→ **Work instructions**
From the material below, copy each line that holds the word "Boston".

→ **Information given**
*** Block opens ***

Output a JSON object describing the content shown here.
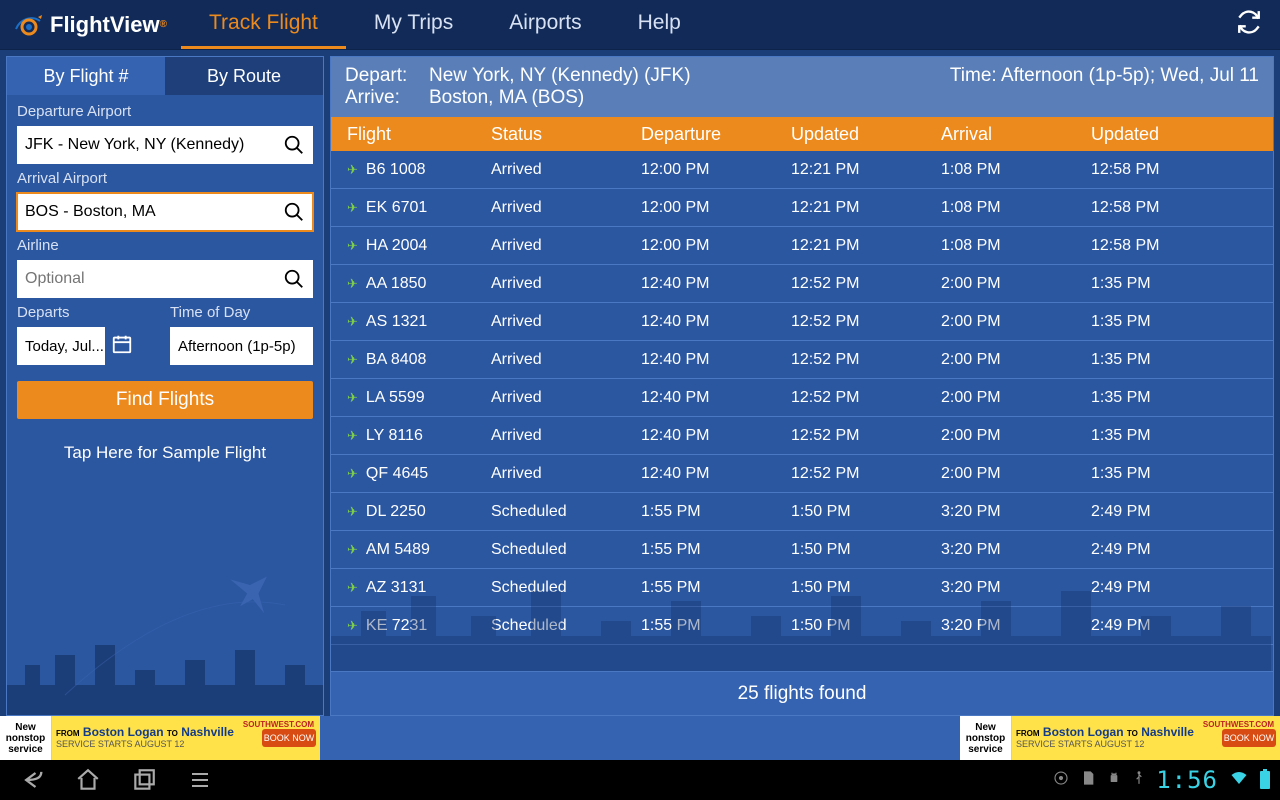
{
  "brand": {
    "name": "FlightView",
    "reg": "®"
  },
  "nav": {
    "tabs": [
      "Track Flight",
      "My Trips",
      "Airports",
      "Help"
    ],
    "active": 0
  },
  "sidebar": {
    "subtabs": {
      "byflight": "By Flight #",
      "byroute": "By Route",
      "active": 1
    },
    "labels": {
      "dep": "Departure Airport",
      "arr": "Arrival Airport",
      "airline": "Airline",
      "departs": "Departs",
      "tod": "Time of Day"
    },
    "values": {
      "dep": "JFK - New York, NY (Kennedy)",
      "arr": "BOS - Boston, MA",
      "airline_placeholder": "Optional",
      "date": "Today, Jul...",
      "tod": "Afternoon (1p-5p)"
    },
    "button": "Find Flights",
    "sample": "Tap Here for Sample Flight"
  },
  "results": {
    "header": {
      "depart_k": "Depart:",
      "depart_v": "New York, NY (Kennedy) (JFK)",
      "arrive_k": "Arrive:",
      "arrive_v": "Boston, MA (BOS)",
      "time_k": "Time:",
      "time_v": "Afternoon (1p-5p); Wed, Jul 11"
    },
    "columns": [
      "Flight",
      "Status",
      "Departure",
      "Updated",
      "Arrival",
      "Updated"
    ],
    "rows": [
      {
        "flight": "B6 1008",
        "status": "Arrived",
        "dep": "12:00 PM",
        "upd1": "12:21 PM",
        "arr": "1:08 PM",
        "upd2": "12:58 PM"
      },
      {
        "flight": "EK 6701",
        "status": "Arrived",
        "dep": "12:00 PM",
        "upd1": "12:21 PM",
        "arr": "1:08 PM",
        "upd2": "12:58 PM"
      },
      {
        "flight": "HA 2004",
        "status": "Arrived",
        "dep": "12:00 PM",
        "upd1": "12:21 PM",
        "arr": "1:08 PM",
        "upd2": "12:58 PM"
      },
      {
        "flight": "AA 1850",
        "status": "Arrived",
        "dep": "12:40 PM",
        "upd1": "12:52 PM",
        "arr": "2:00 PM",
        "upd2": "1:35 PM"
      },
      {
        "flight": "AS 1321",
        "status": "Arrived",
        "dep": "12:40 PM",
        "upd1": "12:52 PM",
        "arr": "2:00 PM",
        "upd2": "1:35 PM"
      },
      {
        "flight": "BA 8408",
        "status": "Arrived",
        "dep": "12:40 PM",
        "upd1": "12:52 PM",
        "arr": "2:00 PM",
        "upd2": "1:35 PM"
      },
      {
        "flight": "LA 5599",
        "status": "Arrived",
        "dep": "12:40 PM",
        "upd1": "12:52 PM",
        "arr": "2:00 PM",
        "upd2": "1:35 PM"
      },
      {
        "flight": "LY 8116",
        "status": "Arrived",
        "dep": "12:40 PM",
        "upd1": "12:52 PM",
        "arr": "2:00 PM",
        "upd2": "1:35 PM"
      },
      {
        "flight": "QF 4645",
        "status": "Arrived",
        "dep": "12:40 PM",
        "upd1": "12:52 PM",
        "arr": "2:00 PM",
        "upd2": "1:35 PM"
      },
      {
        "flight": "DL 2250",
        "status": "Scheduled",
        "dep": "1:55 PM",
        "upd1": "1:50 PM",
        "arr": "3:20 PM",
        "upd2": "2:49 PM"
      },
      {
        "flight": "AM 5489",
        "status": "Scheduled",
        "dep": "1:55 PM",
        "upd1": "1:50 PM",
        "arr": "3:20 PM",
        "upd2": "2:49 PM"
      },
      {
        "flight": "AZ 3131",
        "status": "Scheduled",
        "dep": "1:55 PM",
        "upd1": "1:50 PM",
        "arr": "3:20 PM",
        "upd2": "2:49 PM"
      },
      {
        "flight": "KE 7231",
        "status": "Scheduled",
        "dep": "1:55 PM",
        "upd1": "1:50 PM",
        "arr": "3:20 PM",
        "upd2": "2:49 PM"
      }
    ],
    "footer": "25 flights found"
  },
  "ad": {
    "newnonstop": "New nonstop service",
    "from": "FROM",
    "from_city": "Boston Logan",
    "to": "TO",
    "to_city": "Nashville",
    "sub": "SERVICE STARTS AUGUST 12",
    "brand": "SOUTHWEST.COM",
    "cta": "BOOK NOW"
  },
  "android": {
    "clock": "1:56"
  }
}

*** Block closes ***

→ **Output below**
      "arr": "BOS - Boston, MA",
      "arrive_v": "Boston, MA (BOS)",
    "from_city": "Boston Logan",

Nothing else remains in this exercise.